There is a quite unimaginable variety of wine in France so be choosy! Try to know your own palette – do you like dry or sweet wines, sparkling wines, red or white, fruity or full bodied etc.. If you’re not sure, taste a variety to help you decide.
Try to distinguish between what you are tasting – this will help you to understand the types of wine you like. If you know, for instance, that you like a Bordeaux red or an Alsace white, this maximises your chances of going quickly to wines that will suit your palette.
- Start with a fresh palette. You need to taste subtle nuances to get the best sense of the wine.
- Before you taste the wine, swirl it around the glass to warm it up slightly and to release its aroma. Put the glass to your nose and smell the bouquet. Try to sense the different aromas such as fruits, spices….
- Take a mouthful of wine and swirl it around in your mouth. Then swallow the wine and immediately say “tut tut tut” whilst drawing breath. This circulates air over the wine and maximises the sensory perception.
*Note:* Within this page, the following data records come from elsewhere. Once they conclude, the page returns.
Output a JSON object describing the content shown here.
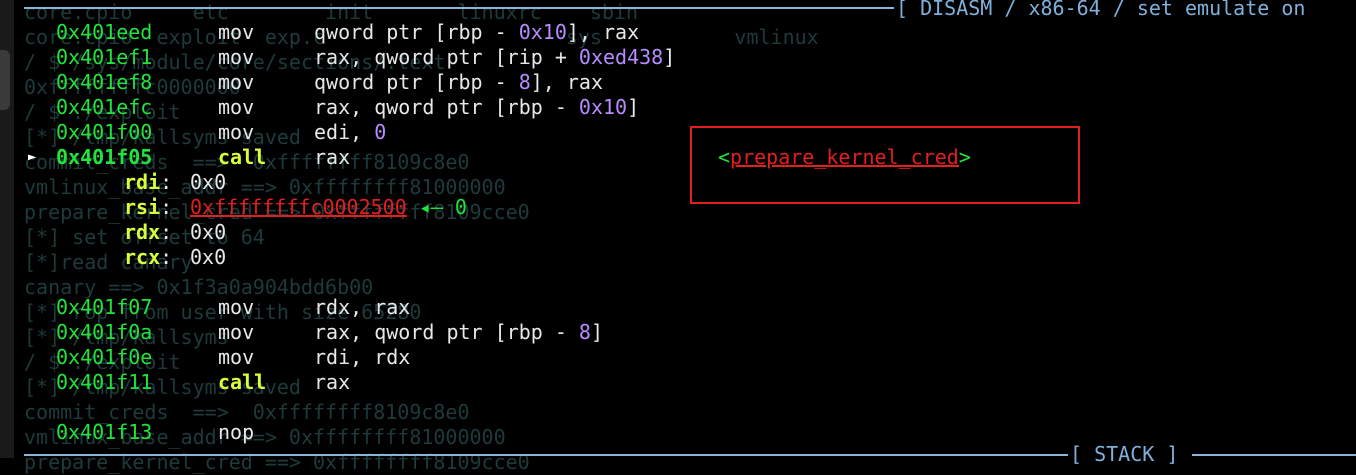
{
  "panel": {
    "disasm_banner": "[ DISASM / x86-64 / set emulate on",
    "stack_banner": "[ STACK ]"
  },
  "instructions": [
    {
      "addr": "0x401eed",
      "mnemonic": "mov",
      "op_a": "qword ptr [rbp - ",
      "op_num": "0x10",
      "op_b": "], rax"
    },
    {
      "addr": "0x401ef1",
      "mnemonic": "mov",
      "op_a": "rax, qword ptr [rip + ",
      "op_num": "0xed438",
      "op_b": "]"
    },
    {
      "addr": "0x401ef8",
      "mnemonic": "mov",
      "op_a": "qword ptr [rbp - ",
      "op_num": "8",
      "op_b": "], rax"
    },
    {
      "addr": "0x401efc",
      "mnemonic": "mov",
      "op_a": "rax, qword ptr [rbp - ",
      "op_num": "0x10",
      "op_b": "]"
    },
    {
      "addr": "0x401f00",
      "mnemonic": "mov",
      "op_a": "edi, ",
      "op_num": "0",
      "op_b": ""
    },
    {
      "addr": "0x401f05",
      "mnemonic": "call",
      "op_a": "rax",
      "op_num": "",
      "op_b": "",
      "current": true,
      "marker": "►"
    },
    {
      "addr": "0x401f07",
      "mnemonic": "mov",
      "op_a": "rdx, rax",
      "op_num": "",
      "op_b": ""
    },
    {
      "addr": "0x401f0a",
      "mnemonic": "mov",
      "op_a": "rax, qword ptr [rbp - ",
      "op_num": "8",
      "op_b": "]"
    },
    {
      "addr": "0x401f0e",
      "mnemonic": "mov",
      "op_a": "rdi, rdx",
      "op_num": "",
      "op_b": ""
    },
    {
      "addr": "0x401f11",
      "mnemonic": "call",
      "op_a": "rax",
      "op_num": "",
      "op_b": ""
    },
    {
      "addr": "0x401f13",
      "mnemonic": "nop",
      "op_a": "",
      "op_num": "",
      "op_b": ""
    }
  ],
  "call_target": {
    "open": "<",
    "symbol": "prepare_kernel_cred",
    "close": ">"
  },
  "args": [
    {
      "reg": "rdi",
      "colon": ":",
      "value": "0x0"
    },
    {
      "reg": "rsi",
      "colon": ":",
      "value": "0xffffffffc0002500",
      "pointer": true,
      "deref": " ◂— 0"
    },
    {
      "reg": "rdx",
      "colon": ":",
      "value": "0x0"
    },
    {
      "reg": "rcx",
      "colon": ":",
      "value": "0x0"
    }
  ],
  "background_terminal": [
    "core.cpio     etc        init       linuxrc    sbin",
    "core.cpio  exploit  exp.c                    sys           vmlinux",
    "/ $ /sys/module/core/sections/.text",
    "0xffffffffc0000000",
    "/ $ ./exploit",
    "[*] /tmp/kallsyms saved",
    "commit_creds  ==>  0xffffffff8109c8e0",
    "vmlinux_base_addr ==> 0xffffffff81000000",
    "prepare_kernel_cred ==> 0xffffffff8109cce0",
    "[*] set offset to 64",
    "[*]read canary",
    "canary ==> 0x1f3a0a904bdd6b00",
    "[*] rop from user with size 65280",
    "[*] /tmp/kallsyms",
    "/ $ ./exploit",
    "[*] /tmp/kallsyms saved",
    "commit_creds  ==>  0xffffffff8109c8e0",
    "vmlinux_base_addr ==> 0xffffffff81000000",
    "prepare_kernel_cred ==> 0xffffffff8109cce0"
  ],
  "colors": {
    "background": "#000000",
    "address": "#22e33c",
    "call": "#d7ff3b",
    "number": "#b68cff",
    "pointer": "#e21f1f",
    "banner": "#7fb0dc",
    "highlight_box": "#e21f1f"
  }
}
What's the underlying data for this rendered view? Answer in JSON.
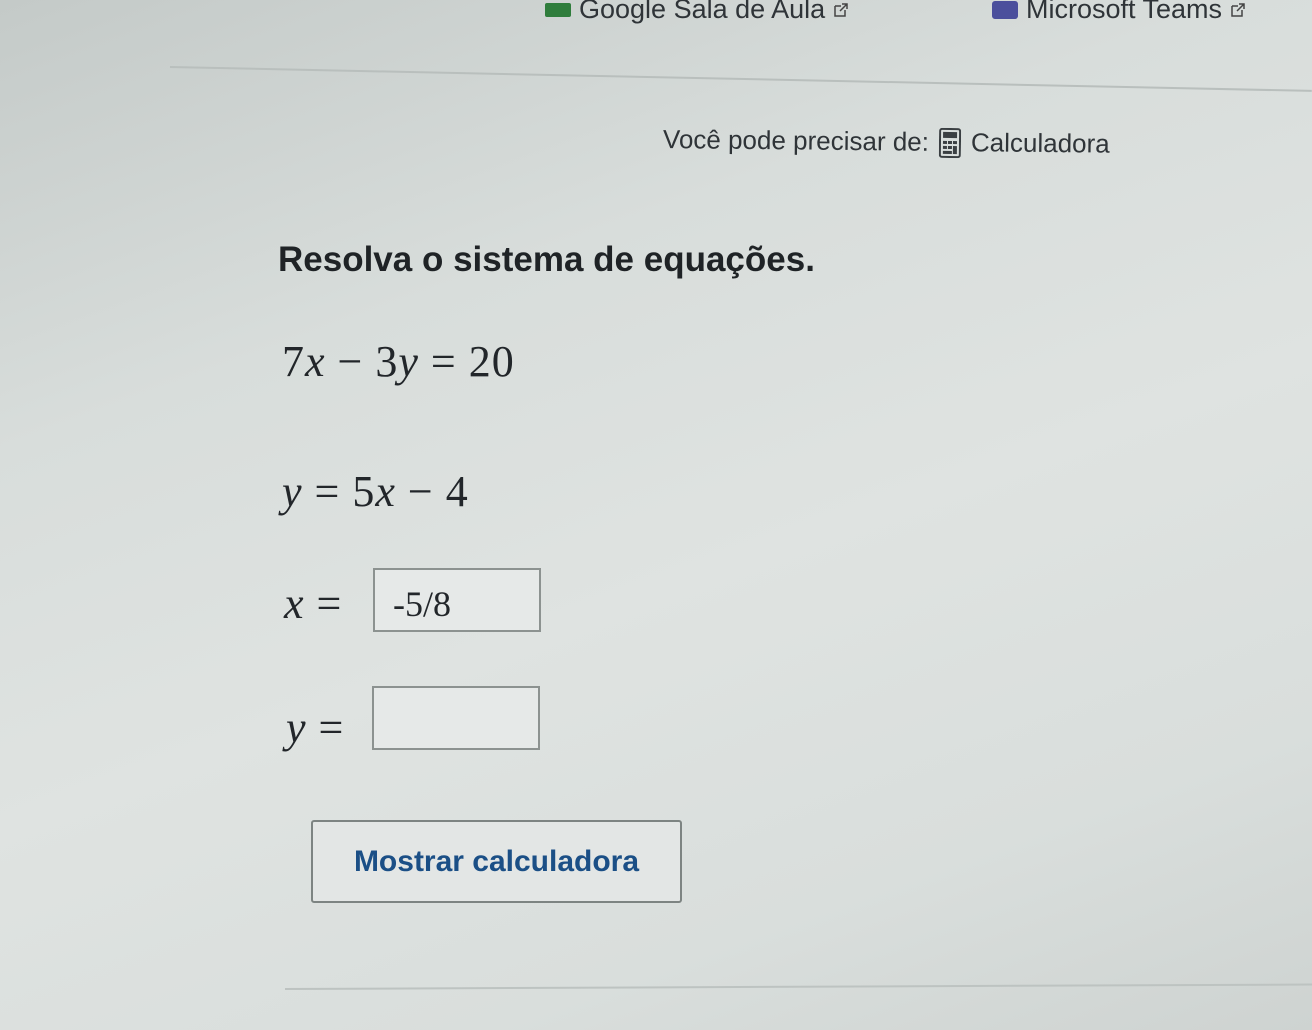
{
  "top_links": {
    "google_classroom": "Google Sala de Aula",
    "teams": "Microsoft Teams"
  },
  "hint": {
    "prefix": "Você pode precisar de:",
    "calculator": "Calculadora"
  },
  "problem": {
    "prompt": "Resolva o sistema de equações.",
    "eq1": {
      "a": "7",
      "v1": "x",
      "op": "−",
      "b": "3",
      "v2": "y",
      "eq": "=",
      "rhs": "20"
    },
    "eq2": {
      "lhs": "y",
      "eq": "=",
      "a": "5",
      "v": "x",
      "op": "−",
      "b": "4"
    }
  },
  "answers": {
    "x_label": "x",
    "y_label": "y",
    "eq": "=",
    "x_value": "-5/8",
    "y_value": ""
  },
  "button": {
    "label": "Mostrar calculadora"
  },
  "colors": {
    "button_text": "#1b4f86",
    "background": "#dfe3e1"
  }
}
- When tasting several wines start with dry wines and then sweet ones, and from white to reds.
- Don’t be embarrassed to pour away what is left in your glass once you are satisfied that you can judge if you want to buy some! Usually there is a receptacle for disposing of unwanted wine. In some vineyards we have been to this is replaced by a pebble floor through which waste wine will seep away.
Dégustation: when you see this word, it means that the owner of the vineyard is prepared to let you taste his/her wine. In a smaller vineyard you will usually have to knock on a door to get someone to help you, but don’t worry – that’s quite normal. Don’t be pressured into buying something you don’t like, although there is a moral code that you should buy a few bottles at a dégustation session, so we recommend that you at least buy something out of courtesy.
Glossary.. useful words when wine tasting in France:
le bouchon – cork
le bouquet – bouquet
la bouteille – bottle
le dégustation – tasting
doux – sweet
fort – strong
le goût – taste
sec – dry
vente à emporter – “for sale to take away”
Our favourite food and wine in France: